Category: vintage names for girls
It’s astonishing to think that Hattie – just Hattie, all by itself, not Harriet — was Number 27 in 1880, until you realize that many other short forms were among the top choices that year. Minnie was all the way up at Number 5, Annie was Number 11, Nellie, 18, and Bessie, 23. Other nicknames for girls in the Top 50 included Carrie, Jennie, Mattie, Jessie, and Fannie (and obviously, the ie ending was the popular one).
Old Man Names are the new Old Lady Names.
They’re the next frontier of vintage names, we mean. Old lady names — from Beatrice to Violet, Florence to Eleanor — have been mostly cool and rarely crusty for several years now. As with other fashionable categories — Old Testament names for boys, say, or Irish names — parents seem to push continuously into new and braver territory, stopping just this side of Bertha.
But old man names have been a different story. Sure, you’d get a girl cutely called Sydney, or a boy named Harold the III — but always called Tripp. And Harvey and Stanley are very trendy in England — though Americans find that totally baffling.
Now, though, we think it’s time to take a fresh look at old man names. For boys, of course, and yeah, even sometimes for girls.
The first tier of Old Man Names are the Grandpa Names, some of them Biblical, that have become popular and have paved the way for their crustier brothers. In this group we’d include:
When Jennifer Connelly and Paul Bettany recently named their newborn daughter Agnes, I was very excited. For a baby name connoisseur, the choice of Agnes by two stylish and attractive stars heralded the arrival of a new kind of cool name: the slightly awkward, somewhat geeky name that’s so uncool it’s cool.
Of course, Geek Chic has been around for awhile now, in names as in other aspects of fashion. In our book Beyond Ava & Aiden, we featured a category – now on Nameberry – of Clunky but Cool Names for boys and for girls. (There are also more, similar choices on the lists of Old Lady Names and Old Man Names. The list of Old People Names, taking off from the twitter sensation, is full of names that are terminally geeky.)
Some of these choices, like Hugo and Oscar for boys, for instance, and Imogen and Matilda for girls, sound a lot more cool than clunky these days. As vintage names become more mainstream and our tastes broaden, names that seemed edgy just a few years ago now feel normal and pretty – pretty normal.
Today’s Question of the Week is a two-parter:
Last week we talked about naming styles for boys, now it’s the girls’ turn.
- With girls’ names, there are even more style preference category possibilities. How would you characterize the names you like best? Girly girl, gender neutral, boyish? Classic, biblical? Vintage Old Lady? Trendy, nouveau? Family or surname names? British-inflected, international? Creative? Quirky? Eclectic? Exotic? Good girls or bad girls? (These are just a few suggestions–we’d love to have your own designations of your style.)
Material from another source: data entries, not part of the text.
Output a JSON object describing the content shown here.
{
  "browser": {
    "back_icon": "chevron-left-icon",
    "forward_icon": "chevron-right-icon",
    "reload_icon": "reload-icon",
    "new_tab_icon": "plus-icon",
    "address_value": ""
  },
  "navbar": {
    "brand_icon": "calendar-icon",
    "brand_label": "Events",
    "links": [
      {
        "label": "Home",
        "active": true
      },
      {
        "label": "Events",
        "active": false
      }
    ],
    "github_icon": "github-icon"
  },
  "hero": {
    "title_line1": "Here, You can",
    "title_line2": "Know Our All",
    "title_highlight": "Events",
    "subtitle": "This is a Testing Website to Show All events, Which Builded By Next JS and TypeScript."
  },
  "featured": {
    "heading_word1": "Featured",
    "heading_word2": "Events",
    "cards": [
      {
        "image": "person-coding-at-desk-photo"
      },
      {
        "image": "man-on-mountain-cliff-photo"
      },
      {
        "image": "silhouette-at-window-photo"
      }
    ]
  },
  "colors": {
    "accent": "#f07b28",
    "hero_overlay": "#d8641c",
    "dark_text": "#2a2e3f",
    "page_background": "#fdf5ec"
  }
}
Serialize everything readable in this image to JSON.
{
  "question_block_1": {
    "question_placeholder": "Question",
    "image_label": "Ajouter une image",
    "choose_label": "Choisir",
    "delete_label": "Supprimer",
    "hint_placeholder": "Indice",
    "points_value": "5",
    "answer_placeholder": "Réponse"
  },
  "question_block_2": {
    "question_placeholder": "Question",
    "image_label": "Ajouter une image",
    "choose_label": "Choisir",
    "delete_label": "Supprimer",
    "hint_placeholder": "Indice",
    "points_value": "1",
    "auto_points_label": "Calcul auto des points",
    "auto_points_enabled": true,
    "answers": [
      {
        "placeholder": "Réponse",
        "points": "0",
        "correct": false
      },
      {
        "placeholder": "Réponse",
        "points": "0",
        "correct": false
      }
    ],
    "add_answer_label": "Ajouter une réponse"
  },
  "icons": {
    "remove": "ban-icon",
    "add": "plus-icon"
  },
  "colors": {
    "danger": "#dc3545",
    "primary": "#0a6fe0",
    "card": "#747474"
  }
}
Do you want a vintage name for your daughter but are hoping to uncover a hidden treasure from the past? We combed the popularity lists in search of cool vintage names you may not have heard before.
But what about the names in the Top 1000 of 1910 that are virtually unknown now? A hundred years ago, Helen was the number 2 name for girls, right behind Mary. Mildred was number 8, Ethel number 13, and the dubious Gladys hot on her heels at 15. You don’t meet many Ethels and Gladyses (Gladysi?) anymore outside the nursing home.
Several months ago we looked at the Lost Names of 1880, and were surprised by how many there were. We declare ourselves surprised anew by how many lost names we’ve located on the 1910 roster that are different from those we listed in the 1880 story.
The first group are not lost, exactly, as they’re still heard from time to time. A few — Blanche, Lula, Viola — may even make a comeback. But most of these names, popular in 1910, have been in mothballs for decades now and may never make it out.